Thursday, 12 January 2012

Research: CCSVI and vascular abnormalities or Not

Haacke EM et al. Patients with Multiple Sclerosis with Structural Venous Abnormalities on MR Imaging Exhibit an Abnormal Flow Distribution of the Internal Jugular Veins. J Vasc Interv Radiol. 2012 Jan;23(1):60-68.e3.

PURPOSE: To evaluate extracranial venous structural and flow characteristics in patients with multiple sclerosis (MS).

MATERIALS AND METHODS: Two hundred subjects with MS from two sites (n = 100 each) were evaluated with magnetic resonance (MR) imaging at 3 Telsa. Contrast-enhanced time-resolved MR angiography and time-of-flight MR venography were used to assess vascular anatomy. Two-dimensional phase-contrast MR imaging was used to quantify blood flow. The MS population was divided into two groups: those with evident internal jugular vein (IJV) narrowing of the blood vessel = stenoses (stenotic group) and those without (nonstenotic group).

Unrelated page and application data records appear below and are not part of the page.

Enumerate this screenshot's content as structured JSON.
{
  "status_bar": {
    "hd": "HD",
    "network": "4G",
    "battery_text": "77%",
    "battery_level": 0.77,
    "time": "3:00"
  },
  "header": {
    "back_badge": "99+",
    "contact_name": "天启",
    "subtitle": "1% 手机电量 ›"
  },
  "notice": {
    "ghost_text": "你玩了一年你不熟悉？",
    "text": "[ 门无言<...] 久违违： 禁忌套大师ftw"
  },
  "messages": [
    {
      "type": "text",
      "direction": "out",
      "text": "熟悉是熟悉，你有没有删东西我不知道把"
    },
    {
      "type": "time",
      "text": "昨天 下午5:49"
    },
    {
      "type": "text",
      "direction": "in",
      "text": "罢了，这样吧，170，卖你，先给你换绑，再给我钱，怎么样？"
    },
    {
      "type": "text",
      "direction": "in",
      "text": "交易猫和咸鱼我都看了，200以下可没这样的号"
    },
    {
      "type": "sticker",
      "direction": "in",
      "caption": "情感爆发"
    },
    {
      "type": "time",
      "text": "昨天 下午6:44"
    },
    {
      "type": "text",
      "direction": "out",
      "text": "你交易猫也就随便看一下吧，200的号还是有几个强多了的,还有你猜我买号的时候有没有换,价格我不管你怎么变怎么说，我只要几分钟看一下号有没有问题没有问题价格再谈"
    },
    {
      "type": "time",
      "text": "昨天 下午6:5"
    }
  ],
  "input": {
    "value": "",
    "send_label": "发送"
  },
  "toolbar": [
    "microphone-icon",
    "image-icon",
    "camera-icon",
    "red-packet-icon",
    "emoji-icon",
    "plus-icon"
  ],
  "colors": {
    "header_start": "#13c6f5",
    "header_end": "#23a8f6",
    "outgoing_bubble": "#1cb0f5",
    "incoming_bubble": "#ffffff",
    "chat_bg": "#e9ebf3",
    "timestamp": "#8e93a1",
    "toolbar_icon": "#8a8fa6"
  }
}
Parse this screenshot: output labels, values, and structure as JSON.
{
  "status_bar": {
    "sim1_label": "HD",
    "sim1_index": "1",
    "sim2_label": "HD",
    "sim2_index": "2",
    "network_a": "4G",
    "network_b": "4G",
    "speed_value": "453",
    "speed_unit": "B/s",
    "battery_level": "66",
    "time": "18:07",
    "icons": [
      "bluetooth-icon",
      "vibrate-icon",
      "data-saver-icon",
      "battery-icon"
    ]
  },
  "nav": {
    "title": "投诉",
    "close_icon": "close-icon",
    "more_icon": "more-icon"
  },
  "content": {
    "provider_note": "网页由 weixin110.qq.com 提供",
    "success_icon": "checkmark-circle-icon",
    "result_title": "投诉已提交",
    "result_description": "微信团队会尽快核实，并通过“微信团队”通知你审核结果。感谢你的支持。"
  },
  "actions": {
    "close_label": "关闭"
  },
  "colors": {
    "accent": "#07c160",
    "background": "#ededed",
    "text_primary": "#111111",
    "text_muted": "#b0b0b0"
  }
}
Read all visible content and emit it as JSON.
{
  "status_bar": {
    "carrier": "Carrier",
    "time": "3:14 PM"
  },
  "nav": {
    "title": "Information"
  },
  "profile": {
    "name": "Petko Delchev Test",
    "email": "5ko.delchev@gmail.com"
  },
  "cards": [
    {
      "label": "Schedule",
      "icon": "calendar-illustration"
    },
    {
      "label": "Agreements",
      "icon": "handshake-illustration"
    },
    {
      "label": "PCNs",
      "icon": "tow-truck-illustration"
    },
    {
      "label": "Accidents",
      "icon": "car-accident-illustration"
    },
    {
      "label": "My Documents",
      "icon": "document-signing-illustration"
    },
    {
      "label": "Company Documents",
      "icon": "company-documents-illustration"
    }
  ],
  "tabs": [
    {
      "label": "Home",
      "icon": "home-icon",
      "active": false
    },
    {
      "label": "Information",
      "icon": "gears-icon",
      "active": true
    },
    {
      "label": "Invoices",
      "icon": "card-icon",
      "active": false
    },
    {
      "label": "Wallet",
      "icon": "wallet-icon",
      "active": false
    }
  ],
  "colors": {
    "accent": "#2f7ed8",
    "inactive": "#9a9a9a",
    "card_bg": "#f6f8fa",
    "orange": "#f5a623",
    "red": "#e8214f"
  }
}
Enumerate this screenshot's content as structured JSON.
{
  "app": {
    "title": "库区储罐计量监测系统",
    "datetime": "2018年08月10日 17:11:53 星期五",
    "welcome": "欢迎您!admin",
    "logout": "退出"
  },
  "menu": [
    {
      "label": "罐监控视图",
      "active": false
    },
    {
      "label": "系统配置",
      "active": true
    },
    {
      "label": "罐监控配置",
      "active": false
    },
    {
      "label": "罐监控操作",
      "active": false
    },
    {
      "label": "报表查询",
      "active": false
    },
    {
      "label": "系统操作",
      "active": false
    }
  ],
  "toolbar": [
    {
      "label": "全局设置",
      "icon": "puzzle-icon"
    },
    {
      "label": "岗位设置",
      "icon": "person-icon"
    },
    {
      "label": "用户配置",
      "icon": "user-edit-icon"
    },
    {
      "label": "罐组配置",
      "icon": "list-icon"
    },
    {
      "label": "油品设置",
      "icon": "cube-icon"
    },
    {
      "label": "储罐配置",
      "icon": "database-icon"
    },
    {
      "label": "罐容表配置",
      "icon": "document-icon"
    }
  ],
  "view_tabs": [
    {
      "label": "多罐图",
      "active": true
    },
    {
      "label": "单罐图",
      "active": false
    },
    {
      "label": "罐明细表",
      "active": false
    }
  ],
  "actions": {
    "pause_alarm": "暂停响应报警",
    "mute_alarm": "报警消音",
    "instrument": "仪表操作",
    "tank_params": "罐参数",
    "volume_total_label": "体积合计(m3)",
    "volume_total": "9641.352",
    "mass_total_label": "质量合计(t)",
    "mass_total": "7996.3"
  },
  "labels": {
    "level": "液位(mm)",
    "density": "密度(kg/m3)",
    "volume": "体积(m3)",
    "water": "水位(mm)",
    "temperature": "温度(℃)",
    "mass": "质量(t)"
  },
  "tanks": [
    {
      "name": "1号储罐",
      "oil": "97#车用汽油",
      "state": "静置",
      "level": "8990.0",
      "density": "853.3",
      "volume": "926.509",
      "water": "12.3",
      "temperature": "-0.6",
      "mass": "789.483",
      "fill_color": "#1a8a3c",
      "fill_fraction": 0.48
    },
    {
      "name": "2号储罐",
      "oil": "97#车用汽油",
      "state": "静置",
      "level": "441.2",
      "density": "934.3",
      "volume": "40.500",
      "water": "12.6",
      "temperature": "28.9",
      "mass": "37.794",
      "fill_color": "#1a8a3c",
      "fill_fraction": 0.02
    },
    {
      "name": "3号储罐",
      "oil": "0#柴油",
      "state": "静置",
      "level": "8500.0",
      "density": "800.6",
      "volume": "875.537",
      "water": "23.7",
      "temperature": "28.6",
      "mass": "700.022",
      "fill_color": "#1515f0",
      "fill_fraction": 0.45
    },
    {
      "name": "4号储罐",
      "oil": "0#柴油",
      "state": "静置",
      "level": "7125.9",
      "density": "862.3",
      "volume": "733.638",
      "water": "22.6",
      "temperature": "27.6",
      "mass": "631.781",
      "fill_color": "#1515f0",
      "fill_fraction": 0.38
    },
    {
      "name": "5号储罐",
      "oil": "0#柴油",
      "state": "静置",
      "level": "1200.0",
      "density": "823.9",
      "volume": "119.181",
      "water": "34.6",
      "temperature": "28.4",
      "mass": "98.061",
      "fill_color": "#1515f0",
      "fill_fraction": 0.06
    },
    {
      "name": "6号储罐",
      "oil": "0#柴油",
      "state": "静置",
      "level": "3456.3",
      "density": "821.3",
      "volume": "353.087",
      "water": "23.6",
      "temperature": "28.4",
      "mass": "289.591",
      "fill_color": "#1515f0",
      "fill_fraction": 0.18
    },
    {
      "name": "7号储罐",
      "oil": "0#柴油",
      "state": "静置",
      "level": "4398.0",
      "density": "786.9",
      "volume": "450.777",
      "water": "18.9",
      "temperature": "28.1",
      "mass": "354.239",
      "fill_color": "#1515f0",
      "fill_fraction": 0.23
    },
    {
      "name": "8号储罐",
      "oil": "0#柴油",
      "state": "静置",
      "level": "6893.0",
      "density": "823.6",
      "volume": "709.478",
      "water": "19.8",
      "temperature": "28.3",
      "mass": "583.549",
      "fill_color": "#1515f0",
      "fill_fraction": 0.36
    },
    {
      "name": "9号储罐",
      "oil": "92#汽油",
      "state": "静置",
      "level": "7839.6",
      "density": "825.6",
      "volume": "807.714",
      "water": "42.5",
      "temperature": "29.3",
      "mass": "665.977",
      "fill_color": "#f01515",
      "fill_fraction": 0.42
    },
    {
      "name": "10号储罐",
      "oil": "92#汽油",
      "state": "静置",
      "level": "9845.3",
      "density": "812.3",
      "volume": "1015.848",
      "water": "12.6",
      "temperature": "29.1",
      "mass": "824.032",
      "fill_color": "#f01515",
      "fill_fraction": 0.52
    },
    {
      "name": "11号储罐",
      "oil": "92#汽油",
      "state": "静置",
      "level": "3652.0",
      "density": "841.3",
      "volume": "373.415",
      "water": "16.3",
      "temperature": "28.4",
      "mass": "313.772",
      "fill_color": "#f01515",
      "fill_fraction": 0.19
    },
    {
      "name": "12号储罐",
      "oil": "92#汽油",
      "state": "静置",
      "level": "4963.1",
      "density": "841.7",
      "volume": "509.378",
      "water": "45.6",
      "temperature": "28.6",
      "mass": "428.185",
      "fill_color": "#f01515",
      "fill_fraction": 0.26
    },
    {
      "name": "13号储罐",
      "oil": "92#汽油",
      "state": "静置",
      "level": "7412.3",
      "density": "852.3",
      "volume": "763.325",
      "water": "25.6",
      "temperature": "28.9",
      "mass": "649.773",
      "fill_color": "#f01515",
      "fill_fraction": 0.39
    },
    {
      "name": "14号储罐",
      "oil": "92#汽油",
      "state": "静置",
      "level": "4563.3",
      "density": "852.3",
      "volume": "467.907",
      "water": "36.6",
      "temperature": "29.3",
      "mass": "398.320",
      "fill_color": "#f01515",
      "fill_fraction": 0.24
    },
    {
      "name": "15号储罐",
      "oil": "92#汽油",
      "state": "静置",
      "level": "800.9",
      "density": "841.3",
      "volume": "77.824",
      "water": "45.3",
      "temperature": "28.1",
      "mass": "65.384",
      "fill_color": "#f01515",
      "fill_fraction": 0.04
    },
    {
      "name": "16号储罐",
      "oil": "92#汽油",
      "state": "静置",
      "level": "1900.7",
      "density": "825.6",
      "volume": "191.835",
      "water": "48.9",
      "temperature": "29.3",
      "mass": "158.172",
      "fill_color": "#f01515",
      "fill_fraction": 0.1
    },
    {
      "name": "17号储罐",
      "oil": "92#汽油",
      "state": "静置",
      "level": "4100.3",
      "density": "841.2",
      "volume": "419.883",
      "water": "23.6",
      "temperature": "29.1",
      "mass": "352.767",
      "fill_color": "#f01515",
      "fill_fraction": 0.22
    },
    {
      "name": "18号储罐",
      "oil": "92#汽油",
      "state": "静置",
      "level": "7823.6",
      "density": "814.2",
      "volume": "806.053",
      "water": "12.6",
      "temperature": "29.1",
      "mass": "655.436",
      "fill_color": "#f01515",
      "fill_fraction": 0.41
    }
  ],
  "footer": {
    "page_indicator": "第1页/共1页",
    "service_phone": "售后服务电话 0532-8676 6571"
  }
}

RESULTS: Of the 200 patients, 136 (68%) showed internal jugular vein (vein in neck) structural abnormalities, including unilateral or bilateral stenoses at different levels in the neck (n = 101; 50.5%) and atresia (Absence of a normal opening or failure of a structure to be tubular. n = 35; 17.5%). The total jugular vein flow normalized to the total arterial flow of the stenotic group (56% ± 22) was significantly lower than that of the nonstenotic group (77% ± 14; P <.001). The arterial/venous flow mismatch in the stenotic group (12% ± 15) was significantly greater than that in the nonstenotic group (6% ± 12; P < .001).

CONCLUSIONS: MR imaging provides a noninvasive means to separate stenotic from nonstenotic MS cases. The former group was more prevalent in the present MS population and carried significantly less flow in the IJVs than the latter.

Magnetic resonance Angiography to see the blood vessels

Two thirds of MSers have more narrowed veins and those people with apparent narrowing had a slower rate of blood flow. However, it is a shame that they did not examine 200 healthy individuals and see what the proportion or vascular abnormalities were found as it has been a increasingly consistent finding that even in health there are so-called vascular abnormalitieis.


PURPOSE:
This study aimed to evaluate the prevalence of chronic cerebrospinal venous insufficiency (CCSVI) in patients with multiple sclerosis (MS).

MATERIAL AND METHODS:From November 2009 to February 2010, 74 participants (40 MS patients and 34 healthy controls) were enrolled in a randomised singleblind prospective study. All participants underwent ultrasonography (US) to detect signs of CCSVI.

RESULTS: CCSVI was detected in 55% of patients in the MS group and 35% in the control group; the difference was not statistically significant (p=0.089).

CONCLUSIONS:In our experience, a slight difference exists in the prevalence of CCSVI between MS and healthy controls, but it is not as yet clear which parameters may be most significant. This preliminary study failed to show a statistically significant difference in the prevalence of CCSVI among patients affected by MS.

Probably one of many for the new year that casts doubt on the validity of CCSVI specificy for MS.

However, is it that we can not find CSSVI because we are not doing properly?

Zamboni P, Morovic S, Menegatti E, Viselner G, Nicolaides AN. Screening for chronic cerebrospinal venous insufficiency (CCSVI) using ultrasound - Recommendations for a protocol. Int Angiol. 2011;30:571-97.

Chronic cerebrospinal venous insufficiency (CCSVI) is a syndrome characterized by stenoses or obstructions of the internal jugular and/or azygos veins with disturbed flow and formation of collateral venous channels.

Studies using ultrasound in patients with multiple sclerosis (MS) have demonstrated a high prevalence of CCSVI (mean 70%; range 0-100%; N.=1496), whereas, in normal controls and patients without MS the prevalence was much lower (mean 10%; range 0-36%; N.=635).

Ultrasound uses a combination of physiological measurements as well as anatomical imaging and has been used for the detection of CCSVI by different centers with variable results. A high occurance ranging from 62% to 100% of obstructive lesions has been found by some teams in patients with MS compared with a lower occurence (prevalence) of 0-25% in controls. However, absence of such lesions or a lower prevalence (16-52%) has been reported by others.

This variability could be the result of differences in technique, training, experience or criteria used. The current lack of a methodology shared among experts is a confounding element in epidemiologic studies, and does not permit further analysis. In order to ensure a high reproducibility of Duplex scanning with comparable accuracy between centers, a detailed protocol with standard methodology and criteria is proposed and proposes a reporting standard of Duplex measurements and future research to answer areas of uncertainty.

This field needs a standardised protocol to see what the true occurence of CCSVI is. This should have been available very quickly to limit all ambiguity in the deluge of pages that will be appearring.

I think I'll save them up and post occassionally, unless there is something earth shattering, rather than doing this as they arrive.